Applicant is not under restraint under the contempt order attacked in his habeas application nor by the invalid bond entered into in the district court. Thus, the original habeas corpus jurisdiction of the Court of Criminal Appeals has not been properly invoked. The habeas corpus proceedings are dismissed.

CLINTON, Judge, dissenting.

The function of The Great Writ is to provide a remedy when any person is restrained in his liberty. Article 11.01, V.A. C.C.P. Constitutionally guaranteed, it is "a writ of right, and shall never be suspended;" the Legislature has enacted laws "to render the remedy speedy and effectual." Article I, Sec. 12. See Chapter Eleven, V.A.C.C.P., every provision of which "shall be most favorably construed in order to give effect to the remedy, and protect the rights of the person seeking relief under it." Article 11.04, V.A.C.C.P.

Today, one year and more than nine months since applicant filed his first original *217 application for writ of habeas corpus in this Court, his endeavors to achieve relief are frustrated by an exultation of form over substance such as to shame The Great Writ. There is no effort to construe "most favorably" legislative provisions intended and designed to give effect to the remedy and protect his rights, procedural rules and caselaw relating to amending defective bonds or any other notions of fairness and equity that serve to implement habeas corpus. Instead, the Court critically orders the proceedings dismissed.[*]

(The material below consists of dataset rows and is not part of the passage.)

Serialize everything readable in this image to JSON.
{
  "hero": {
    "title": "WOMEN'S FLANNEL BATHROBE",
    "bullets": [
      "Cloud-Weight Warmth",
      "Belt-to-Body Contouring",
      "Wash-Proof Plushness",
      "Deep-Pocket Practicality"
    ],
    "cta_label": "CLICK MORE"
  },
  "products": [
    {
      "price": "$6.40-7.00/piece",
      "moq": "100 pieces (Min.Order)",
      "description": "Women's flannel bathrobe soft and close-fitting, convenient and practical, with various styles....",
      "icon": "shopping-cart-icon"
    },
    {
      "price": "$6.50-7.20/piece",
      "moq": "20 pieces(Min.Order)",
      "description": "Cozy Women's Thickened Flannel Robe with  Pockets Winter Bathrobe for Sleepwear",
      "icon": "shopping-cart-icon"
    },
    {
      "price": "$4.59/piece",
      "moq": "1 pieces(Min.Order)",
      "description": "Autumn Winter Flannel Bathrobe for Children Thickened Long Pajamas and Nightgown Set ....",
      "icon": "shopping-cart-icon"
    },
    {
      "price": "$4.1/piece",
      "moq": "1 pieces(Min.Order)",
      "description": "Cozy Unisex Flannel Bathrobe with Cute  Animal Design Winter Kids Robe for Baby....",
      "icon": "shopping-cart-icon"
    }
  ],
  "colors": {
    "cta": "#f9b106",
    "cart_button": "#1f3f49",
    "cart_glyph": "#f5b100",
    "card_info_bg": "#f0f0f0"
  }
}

Adhering to the ageless maxim about "justice delayed," I dissent.


[*] For whatever it is worth, the fact of the matter is that we were informed as early as May 15, 1985, that applicant had been released on bond. Since this Court had not so ordered, the only conclusion for us to reach was that some other court had. Rather than utilize its constitutional power "upon affidavit or otherwise to ascertain such matter of fact as may be necessary to the exercise of its jurisdiction," Article V, Sec. 5, para. 3, we caused the Court to adhere to its adverse order, without prejudice to a fresh petitionthe one that is now being dismissed, primarily for want of a bond acceptable to the majority.